Los Angeles Still Has a Drought Going On, But That Didn’t Stop One Mansion From Running Up a $90,000 Water Bill
As we work on our sub-savings accounts and trying to make the cheapest homemade muesli possible, take heart in the knowledge that some people spend more money on water than many of us make in a year.
The one thing we know for sure? The next inhabitant of the Oval Office will be rich.
“The proportion of jerkdom among the rich appears to be substantially higher than among the general population.”
Let’s say there was a shortage of some particularly essential natural resource. If someone used their personal wealth to hoard that resource for non-essential purposes, keeping it from people who needed it for life and health reasons, that would be… well, dystopian, right?
What Moonves should do is send the valet’s kids to college, or at least give them roles as extras on “Two And A Half Men.”
The summer edition of WSJ. Money is out, AKA, Rich People Magazine (or as editor Mike Miller put it, the magazine “for people who are voyeuristically interested in the high end and are at the high end”), and it doesn’t disappoint.

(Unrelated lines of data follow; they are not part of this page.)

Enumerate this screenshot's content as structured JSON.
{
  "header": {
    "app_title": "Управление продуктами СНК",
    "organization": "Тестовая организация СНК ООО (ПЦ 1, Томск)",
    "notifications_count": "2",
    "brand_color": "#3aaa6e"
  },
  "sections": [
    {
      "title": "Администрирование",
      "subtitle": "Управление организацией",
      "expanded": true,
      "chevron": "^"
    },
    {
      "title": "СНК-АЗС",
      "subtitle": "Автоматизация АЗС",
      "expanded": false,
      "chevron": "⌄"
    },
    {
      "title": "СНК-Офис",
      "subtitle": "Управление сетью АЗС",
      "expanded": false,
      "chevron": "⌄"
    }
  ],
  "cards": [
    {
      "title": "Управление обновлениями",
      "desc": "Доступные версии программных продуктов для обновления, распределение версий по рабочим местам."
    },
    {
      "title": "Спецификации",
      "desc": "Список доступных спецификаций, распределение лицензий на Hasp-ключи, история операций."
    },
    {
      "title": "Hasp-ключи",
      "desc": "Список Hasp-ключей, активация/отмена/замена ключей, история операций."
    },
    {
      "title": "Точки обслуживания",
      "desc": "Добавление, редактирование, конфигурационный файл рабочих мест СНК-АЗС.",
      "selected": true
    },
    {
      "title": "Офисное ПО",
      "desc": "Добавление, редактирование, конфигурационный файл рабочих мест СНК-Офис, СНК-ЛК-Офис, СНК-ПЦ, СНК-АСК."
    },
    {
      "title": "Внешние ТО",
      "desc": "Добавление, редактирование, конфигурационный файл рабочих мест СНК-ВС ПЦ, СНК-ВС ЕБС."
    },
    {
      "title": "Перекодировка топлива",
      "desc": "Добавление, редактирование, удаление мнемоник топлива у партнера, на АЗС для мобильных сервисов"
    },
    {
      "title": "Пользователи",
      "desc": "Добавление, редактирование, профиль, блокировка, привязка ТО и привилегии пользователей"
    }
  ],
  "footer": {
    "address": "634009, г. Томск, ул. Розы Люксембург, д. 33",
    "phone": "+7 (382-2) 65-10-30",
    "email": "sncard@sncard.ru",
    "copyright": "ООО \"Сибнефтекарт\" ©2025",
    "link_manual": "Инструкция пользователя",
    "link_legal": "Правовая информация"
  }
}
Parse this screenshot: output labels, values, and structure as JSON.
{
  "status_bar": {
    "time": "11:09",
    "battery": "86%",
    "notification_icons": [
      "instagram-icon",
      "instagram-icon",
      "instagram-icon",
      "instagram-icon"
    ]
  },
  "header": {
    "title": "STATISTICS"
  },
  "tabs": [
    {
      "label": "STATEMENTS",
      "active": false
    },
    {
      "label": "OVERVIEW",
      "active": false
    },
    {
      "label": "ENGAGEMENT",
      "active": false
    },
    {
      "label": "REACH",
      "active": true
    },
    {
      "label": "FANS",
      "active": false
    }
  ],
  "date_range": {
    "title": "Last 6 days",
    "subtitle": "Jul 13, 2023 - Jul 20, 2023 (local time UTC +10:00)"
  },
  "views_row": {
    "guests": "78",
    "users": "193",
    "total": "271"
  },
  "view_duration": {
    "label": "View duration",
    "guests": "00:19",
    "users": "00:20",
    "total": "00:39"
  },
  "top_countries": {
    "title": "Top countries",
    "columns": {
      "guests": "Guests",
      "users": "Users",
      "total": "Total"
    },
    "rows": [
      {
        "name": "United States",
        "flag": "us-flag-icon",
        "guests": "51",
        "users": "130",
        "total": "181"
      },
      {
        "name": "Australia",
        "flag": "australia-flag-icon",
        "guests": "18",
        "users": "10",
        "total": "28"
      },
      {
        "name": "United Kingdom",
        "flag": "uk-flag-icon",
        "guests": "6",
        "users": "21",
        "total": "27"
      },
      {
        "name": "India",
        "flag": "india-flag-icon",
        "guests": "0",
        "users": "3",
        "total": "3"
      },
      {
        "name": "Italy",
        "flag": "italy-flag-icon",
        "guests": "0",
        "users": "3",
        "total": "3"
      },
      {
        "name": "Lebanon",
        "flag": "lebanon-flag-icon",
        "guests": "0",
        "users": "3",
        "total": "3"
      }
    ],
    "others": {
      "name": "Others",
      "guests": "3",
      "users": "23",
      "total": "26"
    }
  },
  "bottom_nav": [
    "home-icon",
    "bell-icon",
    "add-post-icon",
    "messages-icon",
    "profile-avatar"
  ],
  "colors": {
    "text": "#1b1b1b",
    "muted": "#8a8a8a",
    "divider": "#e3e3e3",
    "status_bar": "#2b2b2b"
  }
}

Dissent has published a smart primer by Joanne Barkan on “how to effectively criticize big philanthropy.” The piece uses education reform as a way to talk about how unregulated mega-foundations can exert influence on policy outside of the democratic process. Barkan talks us through a few common “challenges” you might hear when, say, you have a little too much wine at a dinner party and decide it’s time to be that guy.